Identify and pull out each line of the entries in which "Empty" occurs.

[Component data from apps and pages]
----
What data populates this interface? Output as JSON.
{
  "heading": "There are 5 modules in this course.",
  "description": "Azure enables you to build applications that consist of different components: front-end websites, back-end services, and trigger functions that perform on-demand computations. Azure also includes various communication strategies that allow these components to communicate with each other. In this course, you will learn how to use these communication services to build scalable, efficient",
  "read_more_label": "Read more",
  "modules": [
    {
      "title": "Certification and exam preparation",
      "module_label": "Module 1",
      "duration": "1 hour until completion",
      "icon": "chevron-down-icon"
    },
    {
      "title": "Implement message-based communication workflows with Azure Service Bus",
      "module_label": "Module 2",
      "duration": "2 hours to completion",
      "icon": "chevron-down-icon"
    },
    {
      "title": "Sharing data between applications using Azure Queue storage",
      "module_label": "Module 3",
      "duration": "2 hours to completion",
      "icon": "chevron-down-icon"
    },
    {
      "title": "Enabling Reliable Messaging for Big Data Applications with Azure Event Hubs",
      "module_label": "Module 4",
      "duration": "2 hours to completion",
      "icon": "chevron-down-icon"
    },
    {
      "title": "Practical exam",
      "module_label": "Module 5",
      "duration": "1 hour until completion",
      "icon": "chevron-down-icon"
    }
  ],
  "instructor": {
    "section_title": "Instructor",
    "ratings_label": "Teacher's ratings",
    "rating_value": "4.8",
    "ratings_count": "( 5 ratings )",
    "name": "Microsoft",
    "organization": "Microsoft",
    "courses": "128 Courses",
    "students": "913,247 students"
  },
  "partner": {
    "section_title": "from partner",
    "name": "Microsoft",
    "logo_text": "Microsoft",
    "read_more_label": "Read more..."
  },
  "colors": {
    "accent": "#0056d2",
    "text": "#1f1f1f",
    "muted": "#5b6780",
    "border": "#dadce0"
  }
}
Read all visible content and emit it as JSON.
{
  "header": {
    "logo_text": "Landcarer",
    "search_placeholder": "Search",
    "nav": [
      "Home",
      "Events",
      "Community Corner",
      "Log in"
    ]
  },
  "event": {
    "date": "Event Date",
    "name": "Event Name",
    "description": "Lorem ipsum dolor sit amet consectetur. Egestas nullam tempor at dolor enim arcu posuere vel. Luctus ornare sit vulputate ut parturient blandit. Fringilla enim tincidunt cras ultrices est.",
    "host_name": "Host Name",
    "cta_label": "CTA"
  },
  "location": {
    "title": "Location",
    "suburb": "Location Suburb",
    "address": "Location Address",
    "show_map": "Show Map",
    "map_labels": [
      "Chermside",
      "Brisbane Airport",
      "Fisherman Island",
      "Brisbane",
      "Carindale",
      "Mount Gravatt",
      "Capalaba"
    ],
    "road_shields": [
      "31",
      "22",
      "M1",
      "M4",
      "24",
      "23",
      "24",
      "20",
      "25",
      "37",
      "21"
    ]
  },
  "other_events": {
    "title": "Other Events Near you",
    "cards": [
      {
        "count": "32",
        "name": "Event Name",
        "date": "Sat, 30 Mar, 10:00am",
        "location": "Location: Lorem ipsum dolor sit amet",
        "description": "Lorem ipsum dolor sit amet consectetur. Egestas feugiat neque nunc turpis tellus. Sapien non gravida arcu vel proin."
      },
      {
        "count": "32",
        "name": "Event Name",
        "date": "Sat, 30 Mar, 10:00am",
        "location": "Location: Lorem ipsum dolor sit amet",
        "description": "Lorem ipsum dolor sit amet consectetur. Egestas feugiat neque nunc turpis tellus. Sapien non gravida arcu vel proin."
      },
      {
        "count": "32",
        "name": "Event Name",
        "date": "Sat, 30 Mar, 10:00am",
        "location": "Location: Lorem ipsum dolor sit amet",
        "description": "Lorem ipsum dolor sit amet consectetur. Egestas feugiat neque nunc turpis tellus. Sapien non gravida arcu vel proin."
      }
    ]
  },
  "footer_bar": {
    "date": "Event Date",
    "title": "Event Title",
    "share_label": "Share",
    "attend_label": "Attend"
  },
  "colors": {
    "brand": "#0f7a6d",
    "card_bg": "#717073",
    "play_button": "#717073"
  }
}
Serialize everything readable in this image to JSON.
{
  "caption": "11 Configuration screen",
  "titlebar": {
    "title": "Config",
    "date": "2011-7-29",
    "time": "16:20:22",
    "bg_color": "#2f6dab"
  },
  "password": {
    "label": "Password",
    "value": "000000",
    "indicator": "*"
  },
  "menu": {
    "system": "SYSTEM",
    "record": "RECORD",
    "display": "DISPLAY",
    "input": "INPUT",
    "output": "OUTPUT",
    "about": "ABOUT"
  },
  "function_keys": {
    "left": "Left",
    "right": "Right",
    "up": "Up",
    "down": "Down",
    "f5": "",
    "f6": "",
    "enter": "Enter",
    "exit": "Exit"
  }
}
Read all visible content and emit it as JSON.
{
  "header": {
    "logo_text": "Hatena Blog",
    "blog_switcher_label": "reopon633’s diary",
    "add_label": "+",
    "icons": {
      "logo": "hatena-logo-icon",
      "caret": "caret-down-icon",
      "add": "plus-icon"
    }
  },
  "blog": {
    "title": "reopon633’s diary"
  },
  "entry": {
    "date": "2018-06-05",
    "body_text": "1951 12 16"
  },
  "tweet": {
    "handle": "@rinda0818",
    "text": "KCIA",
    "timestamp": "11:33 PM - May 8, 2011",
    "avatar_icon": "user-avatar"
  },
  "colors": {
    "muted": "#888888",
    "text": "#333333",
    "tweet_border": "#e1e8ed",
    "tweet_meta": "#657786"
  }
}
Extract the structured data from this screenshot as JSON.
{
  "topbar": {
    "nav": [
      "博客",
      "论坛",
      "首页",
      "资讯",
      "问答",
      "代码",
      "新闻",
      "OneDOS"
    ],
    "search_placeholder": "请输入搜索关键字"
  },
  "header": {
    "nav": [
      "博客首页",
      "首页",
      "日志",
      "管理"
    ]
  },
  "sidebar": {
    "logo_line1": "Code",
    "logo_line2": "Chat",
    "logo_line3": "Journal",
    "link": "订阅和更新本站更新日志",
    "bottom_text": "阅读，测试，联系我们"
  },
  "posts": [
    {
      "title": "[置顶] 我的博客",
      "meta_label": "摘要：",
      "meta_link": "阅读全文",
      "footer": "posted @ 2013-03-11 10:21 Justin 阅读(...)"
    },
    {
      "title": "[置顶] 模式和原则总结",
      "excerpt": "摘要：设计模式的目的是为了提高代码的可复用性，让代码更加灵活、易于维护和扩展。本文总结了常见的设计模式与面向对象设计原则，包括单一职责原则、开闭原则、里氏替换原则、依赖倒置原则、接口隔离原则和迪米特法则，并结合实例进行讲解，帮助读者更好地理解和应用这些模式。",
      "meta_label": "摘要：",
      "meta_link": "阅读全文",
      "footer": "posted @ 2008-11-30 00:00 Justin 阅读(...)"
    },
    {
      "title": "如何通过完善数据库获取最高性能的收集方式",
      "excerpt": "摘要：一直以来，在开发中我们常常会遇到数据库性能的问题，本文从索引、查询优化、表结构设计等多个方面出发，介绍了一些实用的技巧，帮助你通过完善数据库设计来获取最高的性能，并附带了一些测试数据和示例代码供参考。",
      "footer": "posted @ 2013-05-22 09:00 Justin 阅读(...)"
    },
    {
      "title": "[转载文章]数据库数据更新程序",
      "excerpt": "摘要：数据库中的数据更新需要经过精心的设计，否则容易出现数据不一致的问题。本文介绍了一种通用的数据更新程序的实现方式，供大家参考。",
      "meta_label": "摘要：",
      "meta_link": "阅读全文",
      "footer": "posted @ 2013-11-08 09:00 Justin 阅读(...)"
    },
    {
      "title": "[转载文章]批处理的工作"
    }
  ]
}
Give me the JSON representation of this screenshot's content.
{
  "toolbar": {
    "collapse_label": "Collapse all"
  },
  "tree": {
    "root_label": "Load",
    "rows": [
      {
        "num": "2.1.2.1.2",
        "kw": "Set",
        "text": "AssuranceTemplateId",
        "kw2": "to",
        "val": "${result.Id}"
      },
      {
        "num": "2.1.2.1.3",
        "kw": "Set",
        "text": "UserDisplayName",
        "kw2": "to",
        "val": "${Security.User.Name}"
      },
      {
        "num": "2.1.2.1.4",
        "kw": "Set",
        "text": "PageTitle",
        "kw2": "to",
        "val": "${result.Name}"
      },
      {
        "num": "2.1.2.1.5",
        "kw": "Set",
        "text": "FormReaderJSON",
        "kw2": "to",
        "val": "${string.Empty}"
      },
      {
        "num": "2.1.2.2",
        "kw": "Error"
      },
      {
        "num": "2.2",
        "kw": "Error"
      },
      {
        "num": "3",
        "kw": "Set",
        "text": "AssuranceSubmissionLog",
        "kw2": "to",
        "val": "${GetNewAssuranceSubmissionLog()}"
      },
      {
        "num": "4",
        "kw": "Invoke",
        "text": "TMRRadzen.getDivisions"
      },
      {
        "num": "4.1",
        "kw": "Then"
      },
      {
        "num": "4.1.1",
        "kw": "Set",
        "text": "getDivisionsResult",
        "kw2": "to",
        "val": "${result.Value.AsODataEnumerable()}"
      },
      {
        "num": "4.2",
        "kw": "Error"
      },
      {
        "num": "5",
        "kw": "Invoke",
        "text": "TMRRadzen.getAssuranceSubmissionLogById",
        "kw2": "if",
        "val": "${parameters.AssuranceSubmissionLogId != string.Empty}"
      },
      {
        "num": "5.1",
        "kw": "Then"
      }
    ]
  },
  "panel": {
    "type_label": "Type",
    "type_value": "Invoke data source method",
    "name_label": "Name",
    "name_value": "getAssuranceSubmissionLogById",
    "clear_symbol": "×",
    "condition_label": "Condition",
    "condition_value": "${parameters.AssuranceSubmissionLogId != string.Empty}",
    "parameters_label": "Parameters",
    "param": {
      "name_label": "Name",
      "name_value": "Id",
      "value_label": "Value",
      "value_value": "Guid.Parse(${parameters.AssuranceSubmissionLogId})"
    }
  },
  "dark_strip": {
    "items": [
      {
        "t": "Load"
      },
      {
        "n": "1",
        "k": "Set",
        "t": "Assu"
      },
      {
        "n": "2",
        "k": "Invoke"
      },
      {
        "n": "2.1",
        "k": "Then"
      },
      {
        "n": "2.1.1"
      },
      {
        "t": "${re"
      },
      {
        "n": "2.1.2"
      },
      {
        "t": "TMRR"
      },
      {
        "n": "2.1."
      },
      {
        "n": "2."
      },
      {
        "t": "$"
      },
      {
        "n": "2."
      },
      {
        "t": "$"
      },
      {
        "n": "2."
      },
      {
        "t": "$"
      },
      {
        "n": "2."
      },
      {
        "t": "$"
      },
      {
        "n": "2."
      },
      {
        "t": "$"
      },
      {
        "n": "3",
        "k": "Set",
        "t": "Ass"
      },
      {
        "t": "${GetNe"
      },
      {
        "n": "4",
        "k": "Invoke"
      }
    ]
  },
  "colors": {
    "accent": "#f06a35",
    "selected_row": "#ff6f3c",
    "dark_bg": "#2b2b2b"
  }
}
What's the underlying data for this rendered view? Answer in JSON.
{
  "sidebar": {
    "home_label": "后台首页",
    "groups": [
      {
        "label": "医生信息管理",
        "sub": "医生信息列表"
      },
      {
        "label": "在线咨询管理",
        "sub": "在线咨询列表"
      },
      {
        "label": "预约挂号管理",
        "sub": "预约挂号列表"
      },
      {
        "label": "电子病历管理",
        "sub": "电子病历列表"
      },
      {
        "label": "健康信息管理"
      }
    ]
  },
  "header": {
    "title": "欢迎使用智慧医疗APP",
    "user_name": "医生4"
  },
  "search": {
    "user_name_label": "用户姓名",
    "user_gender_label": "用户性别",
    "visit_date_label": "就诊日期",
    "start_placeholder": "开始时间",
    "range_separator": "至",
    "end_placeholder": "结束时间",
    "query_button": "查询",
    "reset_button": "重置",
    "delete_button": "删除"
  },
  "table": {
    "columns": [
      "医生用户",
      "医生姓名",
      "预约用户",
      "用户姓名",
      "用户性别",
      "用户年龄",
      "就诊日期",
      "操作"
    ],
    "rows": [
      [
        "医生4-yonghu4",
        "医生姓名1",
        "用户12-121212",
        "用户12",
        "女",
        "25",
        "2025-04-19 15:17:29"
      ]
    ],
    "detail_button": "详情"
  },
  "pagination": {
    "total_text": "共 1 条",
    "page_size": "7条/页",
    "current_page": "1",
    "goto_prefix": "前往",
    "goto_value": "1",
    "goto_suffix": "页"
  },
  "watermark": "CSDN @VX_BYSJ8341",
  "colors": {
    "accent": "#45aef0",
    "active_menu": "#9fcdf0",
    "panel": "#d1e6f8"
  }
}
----
### Your solution
        "val": "${string.Empty}"
        "val": "${parameters.AssuranceSubmissionLogId != string.Empty}"
    "condition_value": "${parameters.AssuranceSubmissionLogId != string.Empty}",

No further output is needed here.